As some of you may have heard or seen, I was busy the past week being a tech geek. Part of it was fixing my niece's wormed laptop, but mainly, it was an obsession with Mac-ing my computer to give it that impressive clean look. Voila!

If you crave more aesthetics in a workspace that you face most of your waking hours, here are the programs that can make it happen:

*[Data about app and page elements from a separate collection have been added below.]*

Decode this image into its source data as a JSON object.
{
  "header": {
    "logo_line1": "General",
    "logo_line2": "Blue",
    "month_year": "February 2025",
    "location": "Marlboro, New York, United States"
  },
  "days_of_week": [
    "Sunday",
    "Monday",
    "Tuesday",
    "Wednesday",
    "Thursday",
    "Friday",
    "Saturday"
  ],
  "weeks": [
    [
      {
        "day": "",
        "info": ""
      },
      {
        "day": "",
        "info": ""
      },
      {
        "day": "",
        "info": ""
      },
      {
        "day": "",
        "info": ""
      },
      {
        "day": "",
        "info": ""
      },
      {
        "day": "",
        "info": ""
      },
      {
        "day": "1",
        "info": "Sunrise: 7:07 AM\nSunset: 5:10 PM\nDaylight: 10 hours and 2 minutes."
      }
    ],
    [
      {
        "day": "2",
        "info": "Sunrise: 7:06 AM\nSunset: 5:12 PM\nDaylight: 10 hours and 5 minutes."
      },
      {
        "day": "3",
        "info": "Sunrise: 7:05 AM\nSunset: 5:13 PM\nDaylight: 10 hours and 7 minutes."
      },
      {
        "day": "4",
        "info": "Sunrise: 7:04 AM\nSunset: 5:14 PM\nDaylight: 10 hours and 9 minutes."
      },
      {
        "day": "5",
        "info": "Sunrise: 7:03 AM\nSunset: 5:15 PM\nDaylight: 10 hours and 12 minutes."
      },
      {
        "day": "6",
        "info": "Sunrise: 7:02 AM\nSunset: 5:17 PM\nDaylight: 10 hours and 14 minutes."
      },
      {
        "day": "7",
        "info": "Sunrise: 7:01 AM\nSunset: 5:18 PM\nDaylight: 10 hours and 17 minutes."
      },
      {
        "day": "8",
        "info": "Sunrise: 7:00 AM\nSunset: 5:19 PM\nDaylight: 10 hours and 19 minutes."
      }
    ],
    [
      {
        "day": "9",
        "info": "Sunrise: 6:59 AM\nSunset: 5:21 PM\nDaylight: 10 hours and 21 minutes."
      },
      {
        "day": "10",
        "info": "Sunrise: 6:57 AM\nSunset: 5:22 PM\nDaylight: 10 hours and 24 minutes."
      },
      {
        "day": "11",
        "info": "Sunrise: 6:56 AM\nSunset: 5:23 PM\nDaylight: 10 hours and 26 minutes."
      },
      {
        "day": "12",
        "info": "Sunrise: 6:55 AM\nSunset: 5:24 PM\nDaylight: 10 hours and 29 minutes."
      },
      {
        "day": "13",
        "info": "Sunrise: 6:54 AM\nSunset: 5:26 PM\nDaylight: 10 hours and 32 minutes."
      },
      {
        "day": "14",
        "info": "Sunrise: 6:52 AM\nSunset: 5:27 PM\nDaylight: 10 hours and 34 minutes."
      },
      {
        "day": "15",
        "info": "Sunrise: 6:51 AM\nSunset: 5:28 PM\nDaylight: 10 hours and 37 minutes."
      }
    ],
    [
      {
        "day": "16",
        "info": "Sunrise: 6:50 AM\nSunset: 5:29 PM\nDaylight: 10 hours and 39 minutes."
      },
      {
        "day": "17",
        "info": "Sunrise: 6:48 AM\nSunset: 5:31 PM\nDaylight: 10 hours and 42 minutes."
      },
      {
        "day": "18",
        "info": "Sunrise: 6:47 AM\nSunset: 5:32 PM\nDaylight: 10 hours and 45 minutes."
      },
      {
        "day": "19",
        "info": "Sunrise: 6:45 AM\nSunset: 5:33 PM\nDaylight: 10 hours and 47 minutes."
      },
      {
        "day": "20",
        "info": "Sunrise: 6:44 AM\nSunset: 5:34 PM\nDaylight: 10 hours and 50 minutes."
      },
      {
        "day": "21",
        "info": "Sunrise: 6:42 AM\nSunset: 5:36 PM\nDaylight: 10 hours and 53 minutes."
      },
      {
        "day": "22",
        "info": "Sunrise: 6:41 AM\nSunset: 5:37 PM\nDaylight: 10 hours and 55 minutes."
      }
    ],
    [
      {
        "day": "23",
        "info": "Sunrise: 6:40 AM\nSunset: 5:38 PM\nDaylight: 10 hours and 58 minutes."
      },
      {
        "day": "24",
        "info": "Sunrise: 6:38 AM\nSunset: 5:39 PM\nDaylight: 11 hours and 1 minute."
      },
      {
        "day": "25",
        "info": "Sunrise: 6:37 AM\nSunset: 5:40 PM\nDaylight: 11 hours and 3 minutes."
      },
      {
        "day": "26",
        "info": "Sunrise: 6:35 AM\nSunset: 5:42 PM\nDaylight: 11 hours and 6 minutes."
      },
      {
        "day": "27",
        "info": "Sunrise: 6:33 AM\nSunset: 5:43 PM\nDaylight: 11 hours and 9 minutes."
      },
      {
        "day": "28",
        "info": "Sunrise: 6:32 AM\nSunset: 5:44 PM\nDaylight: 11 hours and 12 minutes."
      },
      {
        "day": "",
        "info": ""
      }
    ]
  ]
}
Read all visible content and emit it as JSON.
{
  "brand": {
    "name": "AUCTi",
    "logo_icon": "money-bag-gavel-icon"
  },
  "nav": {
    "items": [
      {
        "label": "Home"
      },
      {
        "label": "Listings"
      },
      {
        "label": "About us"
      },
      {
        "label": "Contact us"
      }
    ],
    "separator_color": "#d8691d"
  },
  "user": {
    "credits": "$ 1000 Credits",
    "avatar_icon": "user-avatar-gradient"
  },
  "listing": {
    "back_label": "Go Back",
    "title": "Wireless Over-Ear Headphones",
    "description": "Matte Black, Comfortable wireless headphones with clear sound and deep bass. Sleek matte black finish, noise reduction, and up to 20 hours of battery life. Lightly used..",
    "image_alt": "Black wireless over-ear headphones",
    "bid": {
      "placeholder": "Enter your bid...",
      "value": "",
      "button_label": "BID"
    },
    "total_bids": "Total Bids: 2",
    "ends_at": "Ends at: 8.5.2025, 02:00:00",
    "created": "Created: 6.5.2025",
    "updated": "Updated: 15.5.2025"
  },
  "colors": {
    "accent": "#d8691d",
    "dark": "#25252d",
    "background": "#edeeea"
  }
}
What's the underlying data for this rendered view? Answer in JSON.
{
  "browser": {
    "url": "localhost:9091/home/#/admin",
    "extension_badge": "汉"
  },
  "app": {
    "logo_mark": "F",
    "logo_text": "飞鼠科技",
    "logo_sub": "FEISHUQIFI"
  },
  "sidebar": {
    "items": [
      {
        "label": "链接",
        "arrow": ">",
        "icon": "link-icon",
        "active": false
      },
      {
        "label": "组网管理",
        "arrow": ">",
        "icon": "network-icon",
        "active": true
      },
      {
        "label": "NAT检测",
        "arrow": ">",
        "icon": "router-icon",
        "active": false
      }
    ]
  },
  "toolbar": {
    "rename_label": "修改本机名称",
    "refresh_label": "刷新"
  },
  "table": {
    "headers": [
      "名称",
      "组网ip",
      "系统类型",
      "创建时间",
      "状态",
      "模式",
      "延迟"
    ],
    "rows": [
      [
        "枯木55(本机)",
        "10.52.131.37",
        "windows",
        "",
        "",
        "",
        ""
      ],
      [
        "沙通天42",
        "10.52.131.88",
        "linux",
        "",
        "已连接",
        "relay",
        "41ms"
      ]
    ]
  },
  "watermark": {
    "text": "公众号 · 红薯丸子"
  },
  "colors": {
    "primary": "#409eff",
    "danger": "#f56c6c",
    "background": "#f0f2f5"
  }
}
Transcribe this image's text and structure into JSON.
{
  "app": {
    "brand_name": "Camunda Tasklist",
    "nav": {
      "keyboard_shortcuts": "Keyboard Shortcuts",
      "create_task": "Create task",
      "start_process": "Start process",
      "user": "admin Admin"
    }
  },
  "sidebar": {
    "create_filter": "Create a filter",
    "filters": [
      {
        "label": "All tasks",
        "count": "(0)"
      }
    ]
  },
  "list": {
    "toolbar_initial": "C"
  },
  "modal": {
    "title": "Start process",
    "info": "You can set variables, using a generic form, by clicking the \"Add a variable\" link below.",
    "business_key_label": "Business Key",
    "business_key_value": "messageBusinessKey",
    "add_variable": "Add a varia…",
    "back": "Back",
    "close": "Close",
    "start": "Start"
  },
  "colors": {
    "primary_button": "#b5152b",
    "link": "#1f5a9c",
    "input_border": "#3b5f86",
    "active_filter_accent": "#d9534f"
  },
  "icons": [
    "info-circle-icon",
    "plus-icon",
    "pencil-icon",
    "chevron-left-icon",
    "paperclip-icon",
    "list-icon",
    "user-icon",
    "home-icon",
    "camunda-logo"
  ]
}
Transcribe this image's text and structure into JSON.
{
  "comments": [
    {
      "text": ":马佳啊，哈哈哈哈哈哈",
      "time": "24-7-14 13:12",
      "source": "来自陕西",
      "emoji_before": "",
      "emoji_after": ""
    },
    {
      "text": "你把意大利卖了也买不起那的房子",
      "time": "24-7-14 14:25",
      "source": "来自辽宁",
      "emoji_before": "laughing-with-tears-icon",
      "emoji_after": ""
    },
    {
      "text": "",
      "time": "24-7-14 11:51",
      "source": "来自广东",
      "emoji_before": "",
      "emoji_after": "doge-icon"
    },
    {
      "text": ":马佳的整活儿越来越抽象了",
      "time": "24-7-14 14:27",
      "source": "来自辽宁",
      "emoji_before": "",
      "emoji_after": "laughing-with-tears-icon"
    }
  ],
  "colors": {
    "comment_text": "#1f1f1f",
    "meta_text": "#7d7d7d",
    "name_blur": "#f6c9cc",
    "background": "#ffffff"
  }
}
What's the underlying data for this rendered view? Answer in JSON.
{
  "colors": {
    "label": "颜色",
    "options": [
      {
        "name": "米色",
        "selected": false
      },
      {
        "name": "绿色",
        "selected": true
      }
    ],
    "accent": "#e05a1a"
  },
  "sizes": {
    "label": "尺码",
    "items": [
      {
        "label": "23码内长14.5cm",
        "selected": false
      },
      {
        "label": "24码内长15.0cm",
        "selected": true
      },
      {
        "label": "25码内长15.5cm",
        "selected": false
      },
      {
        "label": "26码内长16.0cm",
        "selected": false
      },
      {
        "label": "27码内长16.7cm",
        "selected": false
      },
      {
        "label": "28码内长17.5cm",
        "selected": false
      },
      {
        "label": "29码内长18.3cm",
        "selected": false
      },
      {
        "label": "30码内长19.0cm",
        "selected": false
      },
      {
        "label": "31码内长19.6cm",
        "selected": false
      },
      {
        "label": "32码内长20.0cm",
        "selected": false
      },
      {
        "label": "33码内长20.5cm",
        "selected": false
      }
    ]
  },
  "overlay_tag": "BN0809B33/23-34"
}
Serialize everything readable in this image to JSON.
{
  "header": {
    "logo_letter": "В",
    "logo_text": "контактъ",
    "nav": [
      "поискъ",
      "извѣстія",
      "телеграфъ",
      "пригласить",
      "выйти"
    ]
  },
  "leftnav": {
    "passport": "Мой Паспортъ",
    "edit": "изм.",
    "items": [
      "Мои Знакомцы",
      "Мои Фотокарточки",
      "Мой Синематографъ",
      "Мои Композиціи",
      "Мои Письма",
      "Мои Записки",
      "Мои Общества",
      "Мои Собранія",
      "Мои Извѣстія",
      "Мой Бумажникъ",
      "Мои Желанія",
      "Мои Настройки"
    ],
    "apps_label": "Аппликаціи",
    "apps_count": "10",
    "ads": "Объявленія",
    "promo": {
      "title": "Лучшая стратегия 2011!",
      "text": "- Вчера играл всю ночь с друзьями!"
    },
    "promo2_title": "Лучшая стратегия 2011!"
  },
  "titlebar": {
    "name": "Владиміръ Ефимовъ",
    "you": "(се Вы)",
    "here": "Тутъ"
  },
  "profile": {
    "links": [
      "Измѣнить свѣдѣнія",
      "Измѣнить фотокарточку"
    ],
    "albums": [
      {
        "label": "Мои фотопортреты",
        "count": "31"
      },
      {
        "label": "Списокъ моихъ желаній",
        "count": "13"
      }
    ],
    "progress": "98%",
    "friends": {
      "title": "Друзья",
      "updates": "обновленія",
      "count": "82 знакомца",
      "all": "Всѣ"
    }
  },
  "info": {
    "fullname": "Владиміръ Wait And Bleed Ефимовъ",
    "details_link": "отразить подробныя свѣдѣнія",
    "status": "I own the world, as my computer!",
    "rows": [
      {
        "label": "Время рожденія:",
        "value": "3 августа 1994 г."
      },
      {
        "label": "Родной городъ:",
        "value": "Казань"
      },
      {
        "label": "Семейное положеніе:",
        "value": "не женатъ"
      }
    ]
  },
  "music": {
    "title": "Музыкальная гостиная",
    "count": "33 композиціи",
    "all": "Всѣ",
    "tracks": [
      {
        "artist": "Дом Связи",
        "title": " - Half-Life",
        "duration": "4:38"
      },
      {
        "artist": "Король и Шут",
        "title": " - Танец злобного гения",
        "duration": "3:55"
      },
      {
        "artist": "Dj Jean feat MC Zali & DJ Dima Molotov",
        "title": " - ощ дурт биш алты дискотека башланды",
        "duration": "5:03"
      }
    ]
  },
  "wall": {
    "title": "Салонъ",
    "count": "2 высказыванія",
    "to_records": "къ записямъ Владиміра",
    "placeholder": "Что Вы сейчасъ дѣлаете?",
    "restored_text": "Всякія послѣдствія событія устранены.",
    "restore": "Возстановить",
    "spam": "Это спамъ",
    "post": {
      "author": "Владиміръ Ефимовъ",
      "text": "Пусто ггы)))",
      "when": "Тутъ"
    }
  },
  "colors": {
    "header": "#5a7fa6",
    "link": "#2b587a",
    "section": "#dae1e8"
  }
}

  • Objectdock - Freeware. Let the kiddy Windows taskbar rest forever in peace.
  • StyleXP | UXtheme.dll hack - Freeware | Shareware. Choose the Panther theme for the menu style in StyleXP. However, note that StyleXP is a shareware and expires after 30 days, leaving you with the original, excruciating, Windows menus. But don't worry and don't feel like rushing out to buy a Mac when that happen :) You can use the Uxtheme.dll hack freeware from Neowin available here. If that doesn't work, the manual hack (which is actually not difficult) is succintly detailed here at Neowin.net. This is a long-term solution. (You can also skip installing the StyleXP step altogether and depend on the Uxtheme.dll hack, in which case you just have to google for your own Panther theme and install.)
  • Yahoo Widget Engine - Freeware. For those beautiful widgets on the desktop. Previously known as Konfabulator, it has been bought over by Yahoo. Nothing has changed much from the user point of view.
  • Lucida Grande font - do away with the boring Windows default San Serif!
  • Icon Tweaker - Freeware. I used to use IconPackager, but again, that expires, so IconTweaker is definitely a more long-term solution.
  • ObjectBar - The main reason to have this bar found at the top of a Mac screen is really for the system tray. But if you are like me and prefer not to overload your RAM, it is actually possible to make do without it.

For a step-by-step guide and more hardcore emulating, try:

http://features.engadget.com/entry/8828351836181248/ http://www.joeuser.com/index.asp?c=1&AID=66871